## Items from an interface collection
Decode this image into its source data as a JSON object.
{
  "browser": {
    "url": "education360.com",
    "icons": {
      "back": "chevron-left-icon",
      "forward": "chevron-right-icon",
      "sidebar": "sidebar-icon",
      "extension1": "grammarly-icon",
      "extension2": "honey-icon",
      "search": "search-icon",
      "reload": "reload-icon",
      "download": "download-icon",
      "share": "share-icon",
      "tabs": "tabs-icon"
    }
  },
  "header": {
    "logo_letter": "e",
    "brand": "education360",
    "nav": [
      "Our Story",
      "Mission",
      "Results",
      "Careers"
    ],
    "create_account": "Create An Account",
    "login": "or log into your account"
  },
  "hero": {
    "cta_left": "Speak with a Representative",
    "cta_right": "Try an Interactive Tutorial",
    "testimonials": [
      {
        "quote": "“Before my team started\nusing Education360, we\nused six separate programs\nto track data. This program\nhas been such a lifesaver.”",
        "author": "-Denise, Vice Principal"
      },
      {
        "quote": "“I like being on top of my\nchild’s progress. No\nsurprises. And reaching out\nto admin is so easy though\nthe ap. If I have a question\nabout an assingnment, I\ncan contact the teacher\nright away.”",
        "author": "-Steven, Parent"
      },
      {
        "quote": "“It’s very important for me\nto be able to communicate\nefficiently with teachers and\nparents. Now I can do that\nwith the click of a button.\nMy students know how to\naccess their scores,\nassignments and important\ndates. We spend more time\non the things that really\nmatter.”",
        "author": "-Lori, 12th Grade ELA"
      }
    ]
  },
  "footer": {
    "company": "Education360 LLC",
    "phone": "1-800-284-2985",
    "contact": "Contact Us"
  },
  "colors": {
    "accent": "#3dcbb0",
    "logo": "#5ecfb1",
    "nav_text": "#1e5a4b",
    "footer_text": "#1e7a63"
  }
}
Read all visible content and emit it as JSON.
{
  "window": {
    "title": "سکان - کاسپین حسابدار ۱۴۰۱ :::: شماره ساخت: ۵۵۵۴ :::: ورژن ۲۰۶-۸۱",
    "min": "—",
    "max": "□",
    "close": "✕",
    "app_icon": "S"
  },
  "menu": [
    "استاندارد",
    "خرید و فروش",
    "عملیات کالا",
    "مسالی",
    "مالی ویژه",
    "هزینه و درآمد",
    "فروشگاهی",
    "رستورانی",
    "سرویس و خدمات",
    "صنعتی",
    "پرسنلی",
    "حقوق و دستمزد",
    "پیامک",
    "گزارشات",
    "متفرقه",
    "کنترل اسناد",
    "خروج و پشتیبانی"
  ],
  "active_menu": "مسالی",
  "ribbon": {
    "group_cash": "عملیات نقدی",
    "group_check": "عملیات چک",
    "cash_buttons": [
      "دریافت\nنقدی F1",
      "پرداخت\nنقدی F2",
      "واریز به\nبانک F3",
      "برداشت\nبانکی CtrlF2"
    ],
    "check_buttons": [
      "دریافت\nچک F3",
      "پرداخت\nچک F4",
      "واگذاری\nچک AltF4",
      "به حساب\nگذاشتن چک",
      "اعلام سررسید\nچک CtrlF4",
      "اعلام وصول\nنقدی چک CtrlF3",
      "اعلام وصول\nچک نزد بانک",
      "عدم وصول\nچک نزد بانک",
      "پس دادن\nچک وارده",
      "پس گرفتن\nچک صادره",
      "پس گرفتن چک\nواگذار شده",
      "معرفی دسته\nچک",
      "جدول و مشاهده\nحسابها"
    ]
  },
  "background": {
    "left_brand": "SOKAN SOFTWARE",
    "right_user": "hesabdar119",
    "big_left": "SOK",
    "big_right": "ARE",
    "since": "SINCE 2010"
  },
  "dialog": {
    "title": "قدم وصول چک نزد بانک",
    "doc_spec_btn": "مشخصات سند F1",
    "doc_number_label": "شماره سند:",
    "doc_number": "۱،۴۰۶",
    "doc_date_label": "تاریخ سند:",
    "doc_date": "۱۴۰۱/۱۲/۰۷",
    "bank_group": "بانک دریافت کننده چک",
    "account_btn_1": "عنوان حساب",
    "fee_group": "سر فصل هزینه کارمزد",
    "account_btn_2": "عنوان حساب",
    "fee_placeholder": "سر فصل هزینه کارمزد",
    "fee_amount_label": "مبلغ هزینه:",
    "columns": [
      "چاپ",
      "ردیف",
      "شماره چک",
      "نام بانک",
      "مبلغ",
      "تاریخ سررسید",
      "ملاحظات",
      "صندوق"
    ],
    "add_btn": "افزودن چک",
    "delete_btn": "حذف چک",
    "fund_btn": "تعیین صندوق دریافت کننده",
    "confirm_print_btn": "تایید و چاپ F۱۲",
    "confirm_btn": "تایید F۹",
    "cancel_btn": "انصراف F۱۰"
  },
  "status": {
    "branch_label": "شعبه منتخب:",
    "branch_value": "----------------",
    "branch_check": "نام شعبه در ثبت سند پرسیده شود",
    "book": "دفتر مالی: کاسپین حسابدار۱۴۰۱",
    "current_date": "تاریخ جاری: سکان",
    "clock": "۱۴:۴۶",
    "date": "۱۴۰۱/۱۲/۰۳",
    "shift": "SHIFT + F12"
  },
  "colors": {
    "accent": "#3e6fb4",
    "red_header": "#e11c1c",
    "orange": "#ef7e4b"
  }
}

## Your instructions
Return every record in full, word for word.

## Exercise solution
Decode this image into its source data as a JSON object.
{
  "browser": {
    "url": "education360.com",
    "icons": {
      "back": "chevron-left-icon",
      "forward": "chevron-right-icon",
      "sidebar": "sidebar-icon",
      "extension1": "grammarly-icon",
      "extension2": "honey-icon",
      "search": "search-icon",
      "reload": "reload-icon",
      "download": "download-icon",
      "share": "share-icon",
      "tabs": "tabs-icon"
    }
  },
  "header": {
    "logo_letter": "e",
    "brand": "education360",
    "nav": [
      "Our Story",
      "Mission",
      "Results",
      "Careers"
    ],
    "create_account": "Create An Account",
    "login": "or log into your account"
  },
  "hero": {
    "cta_left": "Speak with a Representative",
    "cta_right": "Try an Interactive Tutorial",
    "testimonials": [
      {
        "quote": "“Before my team started\nusing Education360, we\nused six separate programs\nto track data. This program\nhas been such a lifesaver.”",
        "author": "-Denise, Vice Principal"
      },
      {
        "quote": "“I like being on top of my\nchild’s progress. No\nsurprises. And reaching out\nto admin is so easy though\nthe ap. If I have a question\nabout an assingnment, I\ncan contact the teacher\nright away.”",
        "author": "-Steven, Parent"
      },
      {
        "quote": "“It’s very important for me\nto be able to communicate\nefficiently with teachers and\nparents. Now I can do that\nwith the click of a button.\nMy students know how to\naccess their scores,\nassignments and important\ndates. We spend more time\non the things that really\nmatter.”",
        "author": "-Lori, 12th Grade ELA"
      }
    ]
  },
  "footer": {
    "company": "Education360 LLC",
    "phone": "1-800-284-2985",
    "contact": "Contact Us"
  },
  "colors": {
    "accent": "#3dcbb0",
    "logo": "#5ecfb1",
    "nav_text": "#1e5a4b",
    "footer_text": "#1e7a63"
  }
}
Read all visible content and emit it as JSON.
{
  "window": {
    "title": "سکان - کاسپین حسابدار ۱۴۰۱ :::: شماره ساخت: ۵۵۵۴ :::: ورژن ۲۰۶-۸۱",
    "min": "—",
    "max": "□",
    "close": "✕",
    "app_icon": "S"
  },
  "menu": [
    "استاندارد",
    "خرید و فروش",
    "عملیات کالا",
    "مسالی",
    "مالی ویژه",
    "هزینه و درآمد",
    "فروشگاهی",
    "رستورانی",
    "سرویس و خدمات",
    "صنعتی",
    "پرسنلی",
    "حقوق و دستمزد",
    "پیامک",
    "گزارشات",
    "متفرقه",
    "کنترل اسناد",
    "خروج و پشتیبانی"
  ],
  "active_menu": "مسالی",
  "ribbon": {
    "group_cash": "عملیات نقدی",
    "group_check": "عملیات چک",
    "cash_buttons": [
      "دریافت\nنقدی F1",
      "پرداخت\nنقدی F2",
      "واریز به\nبانک F3",
      "برداشت\nبانکی CtrlF2"
    ],
    "check_buttons": [
      "دریافت\nچک F3",
      "پرداخت\nچک F4",
      "واگذاری\nچک AltF4",
      "به حساب\nگذاشتن چک",
      "اعلام سررسید\nچک CtrlF4",
      "اعلام وصول\nنقدی چک CtrlF3",
      "اعلام وصول\nچک نزد بانک",
      "عدم وصول\nچک نزد بانک",
      "پس دادن\nچک وارده",
      "پس گرفتن\nچک صادره",
      "پس گرفتن چک\nواگذار شده",
      "معرفی دسته\nچک",
      "جدول و مشاهده\nحسابها"
    ]
  },
  "background": {
    "left_brand": "SOKAN SOFTWARE",
    "right_user": "hesabdar119",
    "big_left": "SOK",
    "big_right": "ARE",
    "since": "SINCE 2010"
  },
  "dialog": {
    "title": "قدم وصول چک نزد بانک",
    "doc_spec_btn": "مشخصات سند F1",
    "doc_number_label": "شماره سند:",
    "doc_number": "۱،۴۰۶",
    "doc_date_label": "تاریخ سند:",
    "doc_date": "۱۴۰۱/۱۲/۰۷",
    "bank_group": "بانک دریافت کننده چک",
    "account_btn_1": "عنوان حساب",
    "fee_group": "سر فصل هزینه کارمزد",
    "account_btn_2": "عنوان حساب",
    "fee_placeholder": "سر فصل هزینه کارمزد",
    "fee_amount_label": "مبلغ هزینه:",
    "columns": [
      "چاپ",
      "ردیف",
      "شماره چک",
      "نام بانک",
      "مبلغ",
      "تاریخ سررسید",
      "ملاحظات",
      "صندوق"
    ],
    "add_btn": "افزودن چک",
    "delete_btn": "حذف چک",
    "fund_btn": "تعیین صندوق دریافت کننده",
    "confirm_print_btn": "تایید و چاپ F۱۲",
    "confirm_btn": "تایید F۹",
    "cancel_btn": "انصراف F۱۰"
  },
  "status": {
    "branch_label": "شعبه منتخب:",
    "branch_value": "----------------",
    "branch_check": "نام شعبه در ثبت سند پرسیده شود",
    "book": "دفتر مالی: کاسپین حسابدار۱۴۰۱",
    "current_date": "تاریخ جاری: سکان",
    "clock": "۱۴:۴۶",
    "date": "۱۴۰۱/۱۲/۰۳",
    "shift": "SHIFT + F12"
  },
  "colors": {
    "accent": "#3e6fb4",
    "red_header": "#e11c1c",
    "orange": "#ef7e4b"
  }
}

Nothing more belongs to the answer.